Skip to main content

Realities of Debt Issuance on Stock Price with Stock Buybacks

Say there was a venture that owned a home worth $500k and it was owned free and clear. And this venture created shares in the home, 100k of them. Well logically, each share is worth $5. Now let's say this venture goes to a lender who lends 80% of the home's value so a $400k loan. What happens to the valuation? It stays the same at $500k. The home itself isn't now worth $900k. Equity in the home actually goes down to $100k.

Now, in terms of the share price, it's all about what gets done with that cash. If the cash stays in the venture, you have $400k cash and a $500k home for total assets of $900K. Then you have a new $400k loan as a liability which means $500k in equity since assets = liabilities + equity. Therefore the share price remains $5.

But what happens if that $400k is distributed to investors in the form of dividends? As those distributions are made, the value of the stock should go down since the venture no longer has that cash. Investors are still whole but the venture itself is worth less. Let's say half the cash is distributed to investors. That means each share will get $2 of dividends and the venture is left with $200K cash, $500K home, $400K loan, and $300K of equity. Investors now have $2 of cash and $3/share in the venture so still $5 in total but the venture itself is only worth $3 per share not $5.

How about stock buybacks? Let's say the same amount of cash, $200K, is used to buyback stock. At $5 per share, the venture can buy back 40K shares. 40% of the investors who decide to sell will get $5 cash in exchange for their shares. What remains is $200K cash, $500K home, $400K loan, and $300K equity. What is different is there are now only 60K shares outstanding instead of 100K. So each remaining share is still worth $5. Again investors are made whole with the ones who sold receiving cash while others kept their shares in the company at full value.

In reality, this isn't what happens. First, when a company announces a stock buyback, the market sees this as a major buyer in the market willing to buy the stock at any price so the share price usually pops on the announcement. But this will erode value for those shareholders that don't sell. Let's say the market bids the price up to $5.50 per share on the announcement, a 10% artificial increase in the share price. Now the company can only buy back 36K shares, not 40K. Playing this out, some shareholders that sell will get $5.50 and the shareholders that remain will be left with the same thing: $200K cash, $500K home, $400K home, and $300K equity. But now there are 64K shares remaining, not 60K. $300K/64K = $4.69 share price so value was actually destroyed for remaining shareholders by doing the stock buyback. However, this will take time to materialize because the daily stock price would still show $5.50 per price since there is an active buyer (the company) buying at that price. On top of this, the shareholders feel like the company is creating value with its stock buyback given the pop in the stock price. But eventually, reality will set in on what the company actually has on its balance sheet and what a share is actually worth.

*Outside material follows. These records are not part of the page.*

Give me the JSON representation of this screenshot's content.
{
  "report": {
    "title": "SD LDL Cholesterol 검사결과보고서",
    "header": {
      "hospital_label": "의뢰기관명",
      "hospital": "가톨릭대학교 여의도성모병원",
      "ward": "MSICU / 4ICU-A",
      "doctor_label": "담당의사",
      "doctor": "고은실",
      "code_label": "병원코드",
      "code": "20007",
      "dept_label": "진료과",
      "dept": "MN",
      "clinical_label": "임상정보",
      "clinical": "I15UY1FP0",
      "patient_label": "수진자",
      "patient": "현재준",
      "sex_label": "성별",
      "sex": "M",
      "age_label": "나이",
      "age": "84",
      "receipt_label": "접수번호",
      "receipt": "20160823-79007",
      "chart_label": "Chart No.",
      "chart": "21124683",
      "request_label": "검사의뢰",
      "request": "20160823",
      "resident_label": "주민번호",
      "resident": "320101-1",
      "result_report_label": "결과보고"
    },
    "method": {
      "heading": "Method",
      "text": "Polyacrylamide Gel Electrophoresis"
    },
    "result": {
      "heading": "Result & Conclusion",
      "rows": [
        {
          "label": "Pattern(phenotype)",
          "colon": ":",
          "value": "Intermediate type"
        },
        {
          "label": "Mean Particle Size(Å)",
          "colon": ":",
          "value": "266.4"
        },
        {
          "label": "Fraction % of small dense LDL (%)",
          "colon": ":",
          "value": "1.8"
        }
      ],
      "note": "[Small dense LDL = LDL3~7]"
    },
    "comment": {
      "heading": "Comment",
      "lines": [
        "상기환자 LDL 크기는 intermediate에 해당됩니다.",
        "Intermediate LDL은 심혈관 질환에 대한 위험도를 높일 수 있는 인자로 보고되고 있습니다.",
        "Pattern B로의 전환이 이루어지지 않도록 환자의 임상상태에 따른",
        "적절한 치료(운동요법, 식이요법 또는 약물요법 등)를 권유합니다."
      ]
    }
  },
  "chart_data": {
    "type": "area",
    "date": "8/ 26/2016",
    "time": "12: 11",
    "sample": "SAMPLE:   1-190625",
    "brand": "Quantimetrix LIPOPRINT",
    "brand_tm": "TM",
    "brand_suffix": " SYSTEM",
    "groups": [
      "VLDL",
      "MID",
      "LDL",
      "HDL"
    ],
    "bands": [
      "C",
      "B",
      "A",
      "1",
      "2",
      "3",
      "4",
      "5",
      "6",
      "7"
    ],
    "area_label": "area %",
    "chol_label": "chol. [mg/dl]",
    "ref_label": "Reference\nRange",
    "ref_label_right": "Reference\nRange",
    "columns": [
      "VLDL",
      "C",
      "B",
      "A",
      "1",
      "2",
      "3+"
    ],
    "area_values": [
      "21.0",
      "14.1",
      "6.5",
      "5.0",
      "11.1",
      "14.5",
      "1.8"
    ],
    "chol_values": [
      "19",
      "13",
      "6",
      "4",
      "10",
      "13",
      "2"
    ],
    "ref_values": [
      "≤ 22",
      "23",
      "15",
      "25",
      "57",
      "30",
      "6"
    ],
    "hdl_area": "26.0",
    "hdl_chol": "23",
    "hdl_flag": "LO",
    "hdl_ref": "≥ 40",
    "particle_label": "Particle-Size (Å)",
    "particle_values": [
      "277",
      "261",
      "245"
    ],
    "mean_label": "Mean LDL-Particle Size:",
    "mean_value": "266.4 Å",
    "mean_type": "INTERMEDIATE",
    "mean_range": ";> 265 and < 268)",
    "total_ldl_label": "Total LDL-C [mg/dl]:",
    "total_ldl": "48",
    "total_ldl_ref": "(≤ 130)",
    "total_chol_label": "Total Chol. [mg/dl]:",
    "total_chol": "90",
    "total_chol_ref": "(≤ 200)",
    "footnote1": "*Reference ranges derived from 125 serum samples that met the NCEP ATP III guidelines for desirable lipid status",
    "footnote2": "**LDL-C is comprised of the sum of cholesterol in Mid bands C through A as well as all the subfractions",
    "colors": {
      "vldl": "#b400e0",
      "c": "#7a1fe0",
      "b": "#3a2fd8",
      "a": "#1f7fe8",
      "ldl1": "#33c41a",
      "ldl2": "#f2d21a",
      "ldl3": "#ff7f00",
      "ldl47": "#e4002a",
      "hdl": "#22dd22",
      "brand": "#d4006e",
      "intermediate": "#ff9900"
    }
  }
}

This gets even more distorted when the venture issues shares to employees and buys back stock to neutralize that effect. Let's say the company has one employee and in lieu of a $50K salary, they issue stock options to the employee. Assuming no stock buyback, the company would need to issue 10K new shares at $5/share for that employee's compensation. At the end of the year, there would still be $400K cash, $500K home, $400K loan, and $500K equity. But the company had to issue 10K new shares meaning there are now 110K shares, not 100K, so each share is now worth $4.55, not $5. I'm not against stock options. I am actually a big advocate for creating employee ownership in companies, but the market should not ignore the fact that issuing new shares impacts the value of stocks.

Now what if the company tried to "neutralize" that stock issuance. The stock price should go back to $5, right? Wrong. Let's say there was no pop in price from the stock buyback announcement so shares remained at $5. The company would then need to buy 10K stock for a total of $50K to keep the outstanding shares at 100K. Some investors would sell and get the $5. For the investors that remain, what is left is $350K cash, $500K home, $400K loan, and $450K of equity. 100K shares are outstanding so the stock is now worth only $4.50 per share, even less than the $4.55 if they didn't try to neutralize the impact of issuing new shares. Clearly, this becomes even worse for remaining shareholders if the stock price does pop on the buyback announcement.

Based on these scenarios, there should be no increase in the share price when a company announces stock buybacks so if you see this and you are an existing investor in the company, you may want to consider being one of the sellers since they are the ones that get more value at the end of the day. Of course, if the home increases in value over time from $500K, and there are fewer shares outstanding, then the remaining shareholders could quickly make up for the value erosion from the buyback and eventually their stock will be worth more than the shareholders that sold earlier. But this exercise was only to look at the realities of what has been happening as companies go deeper into debt and using that cash to buyback stock. I have a hunch that stock prices have been artificially inflated with some of that caused by companies being buyers of their own stock at any value. This means that existing shareholder value has actually been eroded and we are likely entering a phase in the stock market where those realities are setting in.